WHAT YOU NEED TO DO:
Read the lines of the data below and retrieve those with "JSON".

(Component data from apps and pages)
=====
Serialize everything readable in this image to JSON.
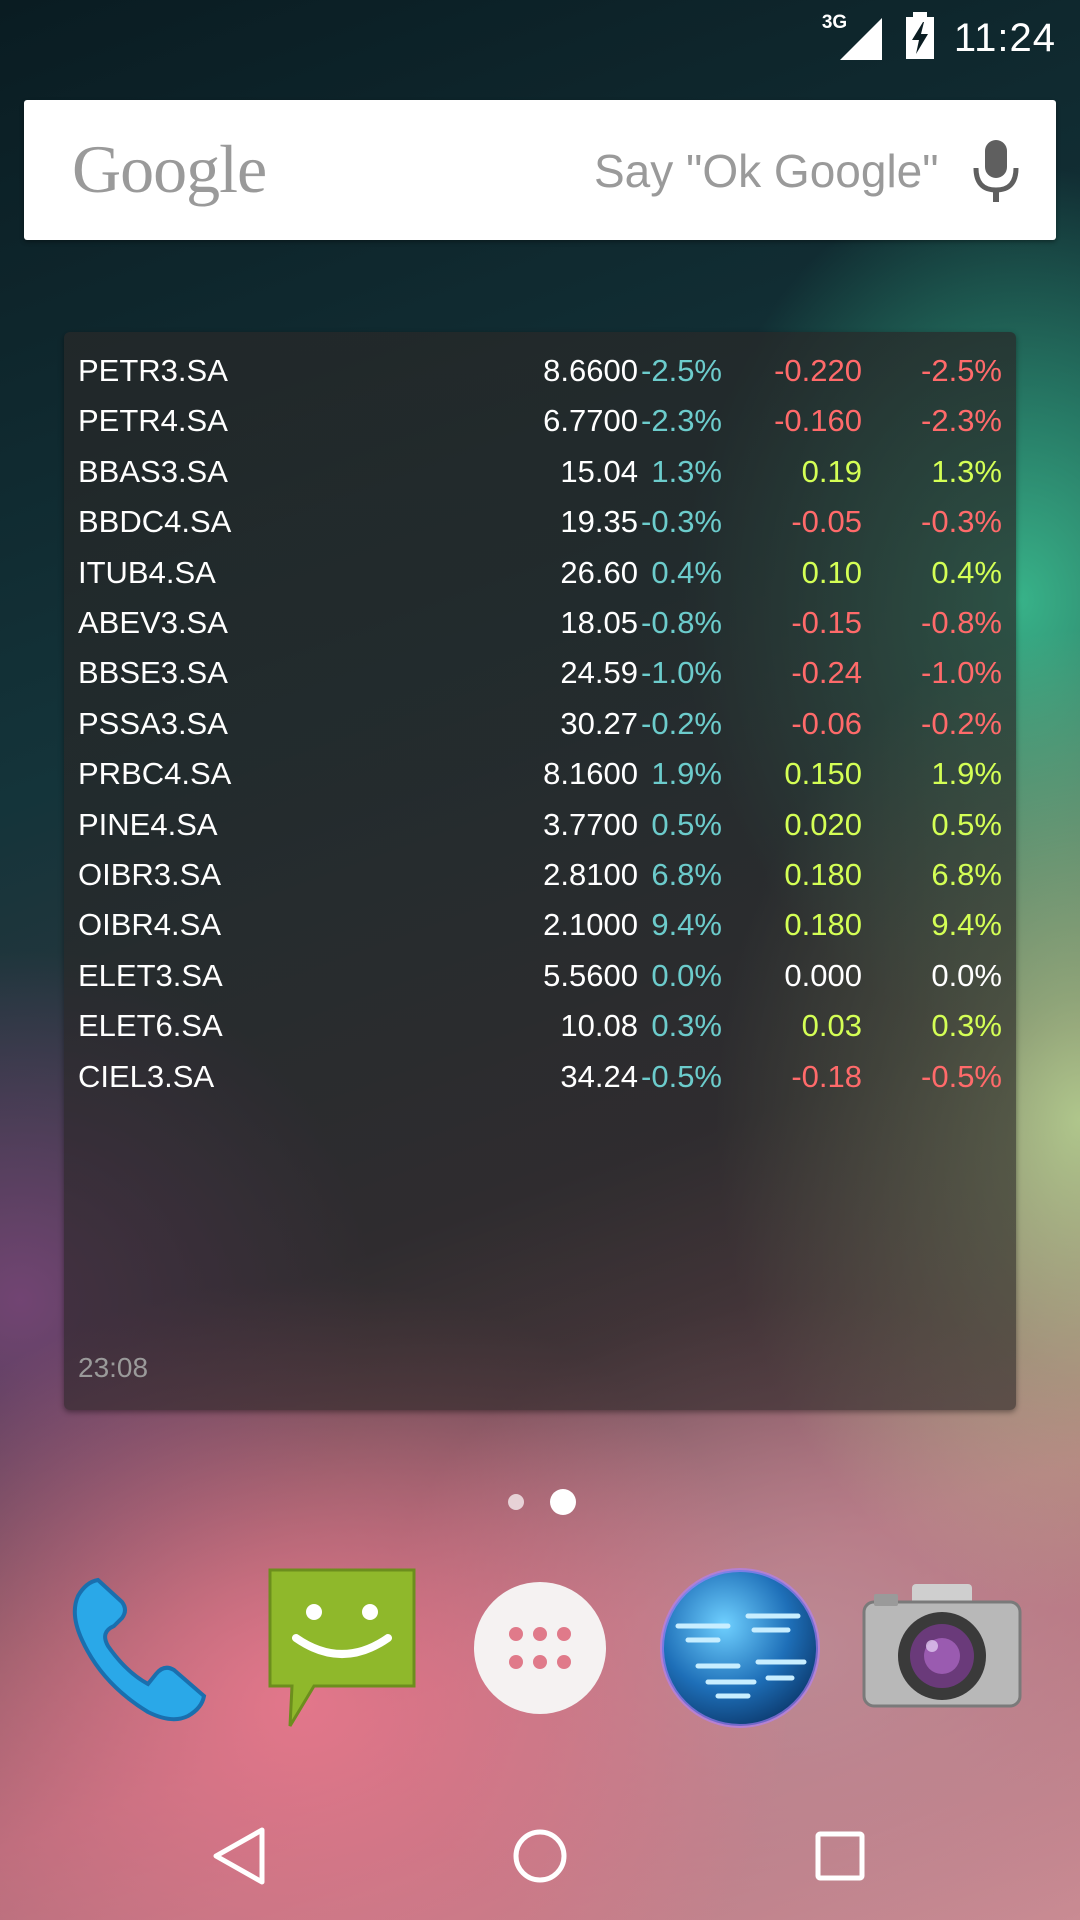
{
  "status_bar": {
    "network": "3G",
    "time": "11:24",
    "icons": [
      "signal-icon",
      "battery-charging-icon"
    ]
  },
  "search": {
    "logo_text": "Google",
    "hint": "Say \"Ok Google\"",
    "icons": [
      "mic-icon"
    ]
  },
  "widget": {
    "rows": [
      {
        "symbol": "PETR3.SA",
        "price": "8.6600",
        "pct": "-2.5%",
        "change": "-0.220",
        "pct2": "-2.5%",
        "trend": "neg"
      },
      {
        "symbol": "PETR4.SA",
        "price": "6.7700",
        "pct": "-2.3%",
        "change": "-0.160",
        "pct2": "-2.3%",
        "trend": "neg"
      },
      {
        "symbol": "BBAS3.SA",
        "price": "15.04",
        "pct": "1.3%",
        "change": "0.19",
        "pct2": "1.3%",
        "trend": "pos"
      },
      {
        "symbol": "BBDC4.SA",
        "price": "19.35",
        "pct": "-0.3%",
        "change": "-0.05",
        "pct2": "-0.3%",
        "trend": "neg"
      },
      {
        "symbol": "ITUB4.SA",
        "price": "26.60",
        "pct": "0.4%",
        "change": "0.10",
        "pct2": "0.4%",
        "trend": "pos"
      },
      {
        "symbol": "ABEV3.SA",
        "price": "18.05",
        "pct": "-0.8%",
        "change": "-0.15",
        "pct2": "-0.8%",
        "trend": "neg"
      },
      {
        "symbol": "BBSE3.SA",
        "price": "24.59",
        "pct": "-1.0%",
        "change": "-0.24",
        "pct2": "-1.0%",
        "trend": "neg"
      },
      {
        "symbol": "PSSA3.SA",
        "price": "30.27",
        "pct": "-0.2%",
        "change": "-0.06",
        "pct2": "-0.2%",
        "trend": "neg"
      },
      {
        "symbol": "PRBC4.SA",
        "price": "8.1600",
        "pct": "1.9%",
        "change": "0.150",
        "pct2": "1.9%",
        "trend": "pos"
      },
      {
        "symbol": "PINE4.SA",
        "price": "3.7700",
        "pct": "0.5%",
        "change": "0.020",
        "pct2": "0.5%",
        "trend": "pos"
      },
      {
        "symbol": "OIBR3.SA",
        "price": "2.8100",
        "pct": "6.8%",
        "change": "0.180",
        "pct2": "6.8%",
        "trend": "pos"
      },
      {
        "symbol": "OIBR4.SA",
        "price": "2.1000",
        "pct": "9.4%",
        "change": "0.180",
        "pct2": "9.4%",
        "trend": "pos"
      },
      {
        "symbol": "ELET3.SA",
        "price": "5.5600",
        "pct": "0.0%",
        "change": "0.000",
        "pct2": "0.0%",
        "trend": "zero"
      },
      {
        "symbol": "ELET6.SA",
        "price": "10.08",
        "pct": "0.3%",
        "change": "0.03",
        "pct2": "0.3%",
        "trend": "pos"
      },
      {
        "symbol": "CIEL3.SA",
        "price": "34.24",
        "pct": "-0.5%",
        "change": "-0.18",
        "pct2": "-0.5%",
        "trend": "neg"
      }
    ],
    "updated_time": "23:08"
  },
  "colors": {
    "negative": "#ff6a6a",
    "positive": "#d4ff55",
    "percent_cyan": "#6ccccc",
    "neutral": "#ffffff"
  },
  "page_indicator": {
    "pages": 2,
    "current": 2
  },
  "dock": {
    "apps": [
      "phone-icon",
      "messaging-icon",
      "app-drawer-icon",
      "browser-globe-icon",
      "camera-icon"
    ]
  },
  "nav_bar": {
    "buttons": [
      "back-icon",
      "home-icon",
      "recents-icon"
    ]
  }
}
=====
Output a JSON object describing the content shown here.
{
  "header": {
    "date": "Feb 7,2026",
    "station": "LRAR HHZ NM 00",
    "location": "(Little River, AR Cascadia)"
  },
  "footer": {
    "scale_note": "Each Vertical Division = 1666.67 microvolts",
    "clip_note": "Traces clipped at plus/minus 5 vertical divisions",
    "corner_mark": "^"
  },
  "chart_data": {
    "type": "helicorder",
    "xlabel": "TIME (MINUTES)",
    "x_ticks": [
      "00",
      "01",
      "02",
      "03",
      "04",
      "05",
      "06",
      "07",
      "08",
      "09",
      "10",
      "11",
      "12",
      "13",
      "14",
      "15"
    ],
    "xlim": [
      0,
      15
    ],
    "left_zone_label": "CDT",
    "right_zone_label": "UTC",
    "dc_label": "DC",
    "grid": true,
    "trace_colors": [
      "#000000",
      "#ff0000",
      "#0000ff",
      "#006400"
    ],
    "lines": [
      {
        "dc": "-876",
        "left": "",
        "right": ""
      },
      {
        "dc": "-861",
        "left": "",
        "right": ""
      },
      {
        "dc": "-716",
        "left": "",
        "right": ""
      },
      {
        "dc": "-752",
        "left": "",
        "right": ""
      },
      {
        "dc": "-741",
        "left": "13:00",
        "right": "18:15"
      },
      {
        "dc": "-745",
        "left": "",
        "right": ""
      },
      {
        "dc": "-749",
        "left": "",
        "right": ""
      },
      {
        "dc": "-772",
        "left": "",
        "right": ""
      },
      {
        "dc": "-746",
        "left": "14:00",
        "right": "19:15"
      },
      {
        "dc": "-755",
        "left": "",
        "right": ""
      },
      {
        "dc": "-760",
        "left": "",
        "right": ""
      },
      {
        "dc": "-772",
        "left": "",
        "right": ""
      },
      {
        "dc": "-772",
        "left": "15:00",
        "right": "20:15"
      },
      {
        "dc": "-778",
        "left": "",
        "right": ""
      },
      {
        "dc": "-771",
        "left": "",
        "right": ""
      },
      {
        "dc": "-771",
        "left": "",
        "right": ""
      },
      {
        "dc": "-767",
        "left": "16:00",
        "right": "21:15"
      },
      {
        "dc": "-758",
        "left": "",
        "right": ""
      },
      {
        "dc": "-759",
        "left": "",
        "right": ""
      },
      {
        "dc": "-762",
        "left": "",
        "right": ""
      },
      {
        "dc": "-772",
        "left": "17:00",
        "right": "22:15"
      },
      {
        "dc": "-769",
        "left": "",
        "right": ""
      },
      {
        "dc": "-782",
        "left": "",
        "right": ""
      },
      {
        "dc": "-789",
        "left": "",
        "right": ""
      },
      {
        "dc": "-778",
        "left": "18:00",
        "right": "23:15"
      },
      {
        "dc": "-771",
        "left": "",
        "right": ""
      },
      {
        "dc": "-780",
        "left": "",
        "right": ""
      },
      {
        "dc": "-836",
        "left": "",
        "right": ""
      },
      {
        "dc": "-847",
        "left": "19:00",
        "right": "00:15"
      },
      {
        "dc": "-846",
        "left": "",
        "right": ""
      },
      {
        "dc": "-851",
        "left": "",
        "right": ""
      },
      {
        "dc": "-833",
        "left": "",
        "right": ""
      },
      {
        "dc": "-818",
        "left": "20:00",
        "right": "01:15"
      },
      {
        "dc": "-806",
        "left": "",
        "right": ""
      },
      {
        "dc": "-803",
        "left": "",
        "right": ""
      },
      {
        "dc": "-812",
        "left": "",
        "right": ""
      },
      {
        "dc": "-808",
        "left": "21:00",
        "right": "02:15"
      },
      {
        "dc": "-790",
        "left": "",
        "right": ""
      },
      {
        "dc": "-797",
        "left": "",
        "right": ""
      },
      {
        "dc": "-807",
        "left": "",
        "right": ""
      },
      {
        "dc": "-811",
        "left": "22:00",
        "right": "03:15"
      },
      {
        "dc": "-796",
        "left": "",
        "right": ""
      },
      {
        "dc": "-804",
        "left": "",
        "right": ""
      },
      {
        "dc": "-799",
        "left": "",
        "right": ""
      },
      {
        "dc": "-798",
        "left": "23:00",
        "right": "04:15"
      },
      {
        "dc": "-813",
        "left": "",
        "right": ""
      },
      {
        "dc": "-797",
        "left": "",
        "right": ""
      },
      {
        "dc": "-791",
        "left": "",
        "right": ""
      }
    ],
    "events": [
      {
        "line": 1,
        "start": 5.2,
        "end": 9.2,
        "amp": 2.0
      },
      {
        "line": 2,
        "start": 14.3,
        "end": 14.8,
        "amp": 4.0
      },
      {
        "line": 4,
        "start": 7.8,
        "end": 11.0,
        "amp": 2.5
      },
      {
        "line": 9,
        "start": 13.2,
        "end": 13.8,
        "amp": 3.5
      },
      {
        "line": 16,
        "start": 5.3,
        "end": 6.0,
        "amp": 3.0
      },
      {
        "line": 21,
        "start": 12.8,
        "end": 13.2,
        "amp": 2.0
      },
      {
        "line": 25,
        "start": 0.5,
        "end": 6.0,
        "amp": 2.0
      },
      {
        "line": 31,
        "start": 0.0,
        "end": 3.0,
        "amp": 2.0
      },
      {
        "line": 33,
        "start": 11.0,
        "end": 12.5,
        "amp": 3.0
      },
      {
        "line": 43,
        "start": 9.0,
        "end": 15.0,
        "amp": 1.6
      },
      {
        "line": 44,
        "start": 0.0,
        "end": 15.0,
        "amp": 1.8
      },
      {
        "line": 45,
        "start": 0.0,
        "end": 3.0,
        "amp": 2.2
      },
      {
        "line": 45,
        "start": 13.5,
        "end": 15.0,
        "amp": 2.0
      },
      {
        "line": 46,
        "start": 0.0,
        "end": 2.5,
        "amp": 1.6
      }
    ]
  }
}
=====
PROBLEM SOLUTION:
Serialize everything readable in this image to JSON.
Output a JSON object describing the content shown here.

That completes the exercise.